Following the death of George Floyd in Minneapolis, Minnesota, on May 25 in which former police officer Derek Chauvin is charged, people across the country have gathered to protest, and police departments have issued statements on police brutality, including in the Dallas-Fort Worth area.
On Sunday afternoon the Mesquite NAACP held a press conference outside of Mesquite City Hall to launch a movement to get the "prone position" with the knee in the back of the neck removed from law enforcement arresting methods in North Texas. The position is defined as a method of restraint that is controversial in policing.
"We collectively demand our legislative body in Austin to foster different laws to regulate criminal justice and judicial misconducts surrounding the arrest or apprehension of suspects, with penalties in tow. The prone position, with the knee on the back of the neck, is deadly. This should be called horizontal lynching,” said Henry Brown, president of the Mesquite Tri East NAACP. “In the past they used trees but now they use the prone position. We are aware most police department SOP (standard operating procedures) doesn't encourage this method. They don't encourage this method of arresting, but we understand that when the night falls you will be surprised what manner of policing an individual will encounter."

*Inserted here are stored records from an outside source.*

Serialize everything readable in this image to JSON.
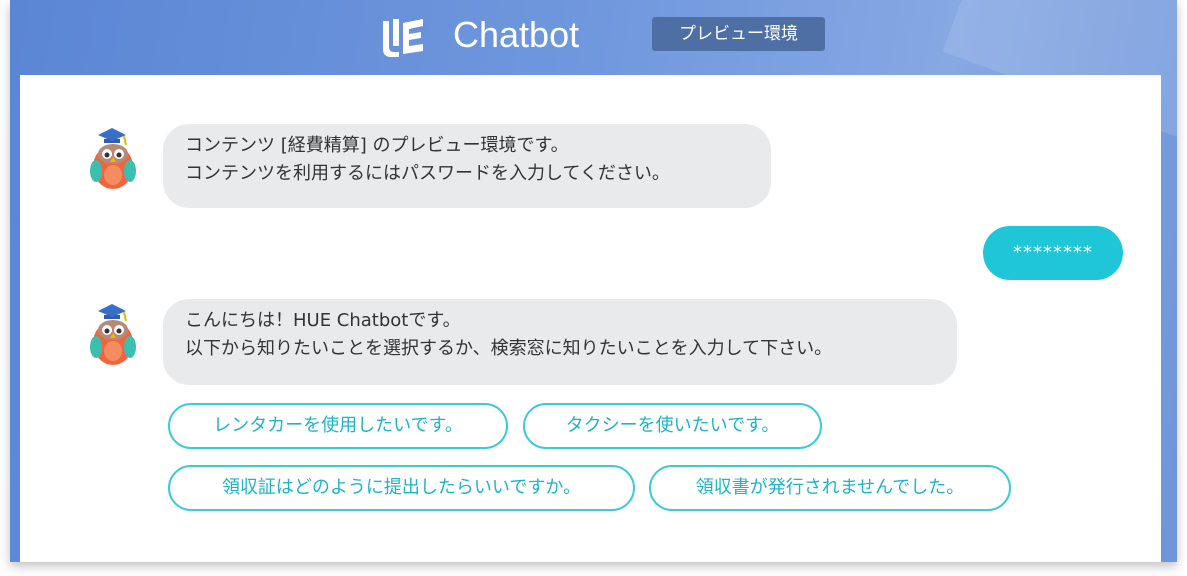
{
  "header": {
    "logo_icon": "hue-logo-icon",
    "title": "Chatbot",
    "env_badge": "プレビュー環境"
  },
  "colors": {
    "header_bg": "#6a92da",
    "badge_bg": "#4e6fa3",
    "bot_bubble": "#e9eaec",
    "user_bubble": "#1fc6d8",
    "chip_border": "#3cc9d8",
    "chip_text": "#1eb4c8"
  },
  "messages": [
    {
      "from": "bot",
      "avatar_icon": "owl-avatar-icon",
      "lines": [
        "コンテンツ [経費精算] のプレビュー環境です。",
        "コンテンツを利用するにはパスワードを入力してください。"
      ]
    },
    {
      "from": "user",
      "text": "********"
    },
    {
      "from": "bot",
      "avatar_icon": "owl-avatar-icon",
      "lines": [
        "こんにちは！HUE Chatbotです。",
        "以下から知りたいことを選択するか、検索窓に知りたいことを入力して下さい。"
      ]
    }
  ],
  "suggestions": [
    "レンタカーを使用したいです。",
    "タクシーを使いたいです。",
    "領収証はどのように提出したらいいですか。",
    "領収書が発行されませんでした。"
  ]
}
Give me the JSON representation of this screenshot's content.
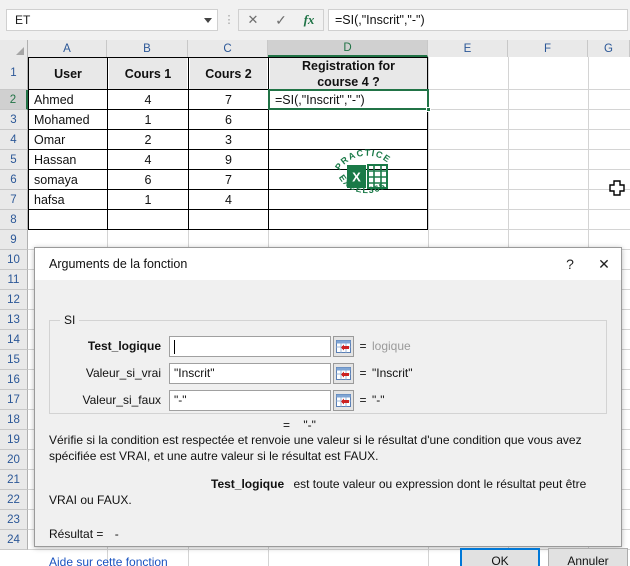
{
  "formula_bar": {
    "name_box_value": "ET",
    "name_box_dropdown_icon": "chevron-down-icon",
    "cancel_icon": "close-icon",
    "enter_icon": "check-icon",
    "insert_function_icon": "fx-icon",
    "formula_value": "=SI(,\"Inscrit\",\"-\")"
  },
  "grid": {
    "column_headers": [
      "A",
      "B",
      "C",
      "D",
      "E",
      "F",
      "G"
    ],
    "selected_column": "D",
    "row_headers": [
      "1",
      "2",
      "3",
      "4",
      "5",
      "6",
      "7",
      "8",
      "9",
      "10",
      "11",
      "12",
      "13",
      "14",
      "15",
      "16",
      "17",
      "18",
      "19",
      "20",
      "21",
      "22",
      "23",
      "24"
    ],
    "selected_row": "2",
    "table_headers": {
      "a": "User",
      "b": "Cours 1",
      "c": "Cours 2",
      "d_line1": "Registration for",
      "d_line2": "course 4 ?"
    },
    "rows": [
      {
        "user": "Ahmed",
        "cours1": "4",
        "cours2": "7",
        "reg": "=SI(,\"Inscrit\",\"-\")"
      },
      {
        "user": "Mohamed",
        "cours1": "1",
        "cours2": "6",
        "reg": ""
      },
      {
        "user": "Omar",
        "cours1": "2",
        "cours2": "3",
        "reg": ""
      },
      {
        "user": "Hassan",
        "cours1": "4",
        "cours2": "9",
        "reg": ""
      },
      {
        "user": "somaya",
        "cours1": "6",
        "cours2": "7",
        "reg": ""
      },
      {
        "user": "hafsa",
        "cours1": "1",
        "cours2": "4",
        "reg": ""
      }
    ],
    "watermark": {
      "top_text": "PRACTICE",
      "bottom_text": "EXCEL365",
      "letter": "X",
      "color": "#1a7a48"
    },
    "cursor_icon": "excel-cross-cursor"
  },
  "dialog": {
    "title": "Arguments de la fonction",
    "help_icon": "question-mark-icon",
    "close_icon": "close-icon",
    "function_name": "SI",
    "args": [
      {
        "label": "Test_logique",
        "value": "",
        "bold": true,
        "eq": "=",
        "result": "logique",
        "muted": true,
        "range_icon": "range-select-icon"
      },
      {
        "label": "Valeur_si_vrai",
        "value": "\"Inscrit\"",
        "bold": false,
        "eq": "=",
        "result": "\"Inscrit\"",
        "muted": false,
        "range_icon": "range-select-icon"
      },
      {
        "label": "Valeur_si_faux",
        "value": "\"-\"",
        "bold": false,
        "eq": "=",
        "result": "\"-\"",
        "muted": false,
        "range_icon": "range-select-icon"
      }
    ],
    "final_eq_symbol": "=",
    "final_eq_value": "\"-\"",
    "description": "Vérifie si la condition est respectée et renvoie une valeur si le résultat d'une condition que vous avez spécifiée est VRAI, et une autre valeur si le résultat est FAUX.",
    "arg_help_name": "Test_logique",
    "arg_help_text": "est toute valeur ou expression dont le résultat peut être VRAI ou FAUX.",
    "result_label": "Résultat =",
    "result_value": "-",
    "help_link": "Aide sur cette fonction",
    "ok_label": "OK",
    "cancel_label": "Annuler"
  },
  "colors": {
    "excel_green": "#217346",
    "header_blue": "#2b5797",
    "focus_blue": "#0078d7",
    "link_blue": "#1a53c0"
  }
}
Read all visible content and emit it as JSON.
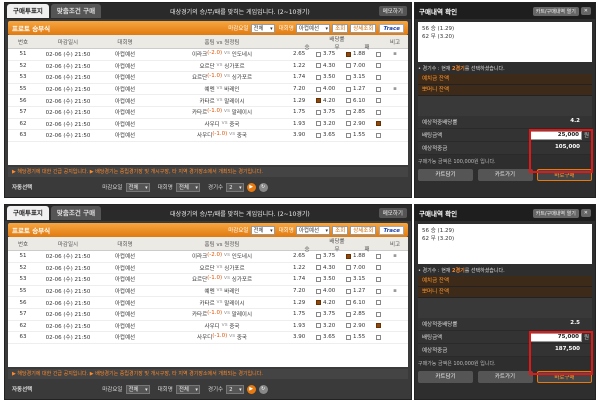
{
  "tabs": {
    "active": "구매투표지",
    "inactive": "맞춤조건 구매"
  },
  "notice": "대상경기의 승/무/패를 맞히는 게임입니다. (2~10경기)",
  "close_label": "메모하기",
  "filter": {
    "title": "프로토 승부식",
    "deadline_label": "마감요일",
    "deadline_value": "전체",
    "league_label": "대회명",
    "league_value": "아컵예선",
    "search_label": "조회",
    "detail_label": "상세조회",
    "logo": "Trace"
  },
  "table": {
    "headers": [
      "번호",
      "마감일시",
      "대회명",
      "홈팀 vs 원정팀",
      "배당률",
      "비고"
    ],
    "odds_headers": [
      "승",
      "무",
      "패"
    ],
    "rows": [
      {
        "no": "51",
        "date": "02-06 (수) 21:50",
        "league": "아컵예선",
        "home": "이라크",
        "hc": "(-2.0)",
        "away": "인도네시",
        "w": "2.65",
        "d": "3.75",
        "l": "1.88"
      },
      {
        "no": "52",
        "date": "02-06 (수) 21:50",
        "league": "아컵예선",
        "home": "요르단",
        "hc": "",
        "away": "싱가포르",
        "w": "1.22",
        "d": "4.30",
        "l": "7.00"
      },
      {
        "no": "53",
        "date": "02-06 (수) 21:50",
        "league": "아컵예선",
        "home": "요르단",
        "hc": "(-1.0)",
        "away": "싱가포르",
        "w": "1.74",
        "d": "3.50",
        "l": "3.15"
      },
      {
        "no": "55",
        "date": "02-06 (수) 21:50",
        "league": "아컵예선",
        "home": "예멘",
        "hc": "",
        "away": "바레인",
        "w": "7.20",
        "d": "4.00",
        "l": "1.27"
      },
      {
        "no": "56",
        "date": "02-06 (수) 21:50",
        "league": "아컵예선",
        "home": "카타르",
        "hc": "",
        "away": "말레이시",
        "w": "1.29",
        "d": "4.20",
        "l": "6.10"
      },
      {
        "no": "57",
        "date": "02-06 (수) 21:50",
        "league": "아컵예선",
        "home": "카타르",
        "hc": "(-1.0)",
        "away": "말레이시",
        "w": "1.75",
        "d": "3.75",
        "l": "2.85"
      },
      {
        "no": "62",
        "date": "02-06 (수) 21:50",
        "league": "아컵예선",
        "home": "사우디",
        "hc": "",
        "away": "중국",
        "w": "1.93",
        "d": "3.20",
        "l": "2.90"
      },
      {
        "no": "63",
        "date": "02-06 (수) 21:50",
        "league": "아컵예선",
        "home": "사우디",
        "hc": "(-1.0)",
        "away": "중국",
        "w": "3.90",
        "d": "3.65",
        "l": "1.55"
      }
    ]
  },
  "info_line": "▶ 해당경기에 대한 긴급 공지입니다.   ▶ 배당경기는 중립경기장 및 개시구장, 타 지역 경기장소에서 개최되는 경기입니다.",
  "bottom": {
    "auto_label": "자동선택",
    "deadline_label": "마감요일",
    "deadline_value": "전체",
    "league_label": "대회명",
    "league_value": "전체",
    "count_label": "경기수",
    "count_value": "2"
  },
  "panel_a": {
    "checked": [
      [
        "d"
      ],
      [],
      [],
      [],
      [
        "w"
      ],
      [],
      [
        "l"
      ],
      []
    ],
    "right": {
      "title": "구매내역 확인",
      "btn1": "카트/구매내역 열기",
      "list": [
        "56  승 (1.29)",
        "62  무 (3.20)"
      ],
      "select_text": "경기수 : 현재",
      "select_count": "2경기",
      "select_suffix": "를 선택하셨습니다.",
      "balance1": "예치금 잔액",
      "balance2": "뽀머니 잔액",
      "expected_odds_label": "예상적중배당률",
      "expected_odds": "4.2",
      "bet_label": "배팅금액",
      "bet_value": "25,000",
      "bet_unit": "원",
      "payout_label": "예상적중금",
      "payout_value": "105,000",
      "note": "구매가능 금액은 100,000원 입니다.",
      "btn_cart": "카트담기",
      "btn_cart_view": "카트가기",
      "btn_buy": "바로구매"
    }
  },
  "panel_b": {
    "checked": [
      [
        "d"
      ],
      [],
      [],
      [],
      [
        "w"
      ],
      [],
      [
        "l"
      ],
      []
    ],
    "right": {
      "title": "구매내역 확인",
      "btn1": "카트/구매내역 열기",
      "list": [
        "56  승 (1.29)",
        "62  무 (3.20)"
      ],
      "select_text": "경기수 : 현재",
      "select_count": "2경기",
      "select_suffix": "를 선택하셨습니다.",
      "balance1": "예치금 잔액",
      "balance2": "뽀머니 잔액",
      "expected_odds_label": "예상적중배당률",
      "expected_odds": "2.5",
      "bet_label": "배팅금액",
      "bet_value": "75,000",
      "bet_unit": "원",
      "payout_label": "예상적중금",
      "payout_value": "187,500",
      "note": "구매가능 금액은 100,000원 입니다.",
      "btn_cart": "카트담기",
      "btn_cart_view": "카트가기",
      "btn_buy": "바로구매"
    }
  }
}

Brown said the Mesquite NAACP is launching this movement to get the prone position removed from law enforcement arresting methods throughout all of North Texas because it is controversial, and he said studies have shown that it increases the risk of suffocation and sudden death.
“We decided to push on the local level in the state level to eliminate this form of arresting procedure because it's cruel and it's proven to be deadly, and is a violation of individual civil rights, whom presumably has a right to stand before a judge and jury to answer for the crime that they have been accused of. This prone position, with the knee on the neck, diminishes that opportunity; it causes death in more cases than one,” he said.
One of that day’s speakers was Vicki Timpa, the mother of Tony Timpa, the 32-year-old Rockwall man who died in 2016 after being restrained by Dallas officers Kelvin Mansell, Danny Vasquez and Dustin Dillard.
“He begged 30 times, 'Please, you're going to kill me, officer.’ My son didn't do anything wrong, he was not armed, but he was a mental health patient so they wanted to have fun, they got in a circle and they replaced the tree with their hands,” said Timpa. “When I went to the morgue to see my son, he had a grimace on his face, his ears were purple, he had bruises on his arms..."
"What Vicki is talking about is a nightmare that no parents should have to have to endure. For more than 14 minutes Officer Dustin Dillard had his knee lodged right in the center of Tony's back,” said attorney Geoff Henley, representing the Timpa family. “Tony was handcuffed, his ankles were zip tied, he was gargling for life, repeatedly telling people, 'You're going to kill me, you're going to kill me.' And when he fell lifeless they acted as though he had fallen asleep and began to make jokes."
Precinct 2 Constable Bill Gipson spoke on the riots, looting and violence happening around the country.
"Justice is not won by meeting hatred with hatred. People of color want their voices to be heard, and we support peaceful protests but not protests that become unruly and inciting riots,” he said.
"As an African-American black male in America, as a father of a black son, I am no less mad than anyone else. We realize that there is a systematic racism in law enforcement, but in order to discover that fundamental root to the problem we must investigate the higher process of law enforcement profession and ongoing training,” he added. “We cannot allow bad apples to overshadow all the men and women that strive each and every day to represent their community and serve their community, and protect their community."
Rowlett had its own protest Sunday evening on the two-mile bridge between Rowlett and Rockwall. The peaceful protest was facilitated by both Rowlett and Rockwall’s police chiefs.
“Rowlett is a very unique place. It is special because of the people who live here, work here and the people who serve this community. We have come together in the face of adversity before and always come out stronger on the other side. As a nation, we are trying to make sense of the injustices that led to the tragic death of George Floyd. I am so very proud of the way our citizens have chosen to stand up and let their voices be heard – whether it be through social media posts, speaking directly with friends, family or faith leaders, or by way of yesterday’s peaceful protest,” Mayor Tammy Dana-Bashian said in a statement. “And, I am proud of the men and women in blue who faithfully serve this community as members of the Rowlett Police Department. By engaging directly with our citizens and joining the peaceful protesters on their walk across the bridge, our police officers embodied the compassion and empathy this community deserves.”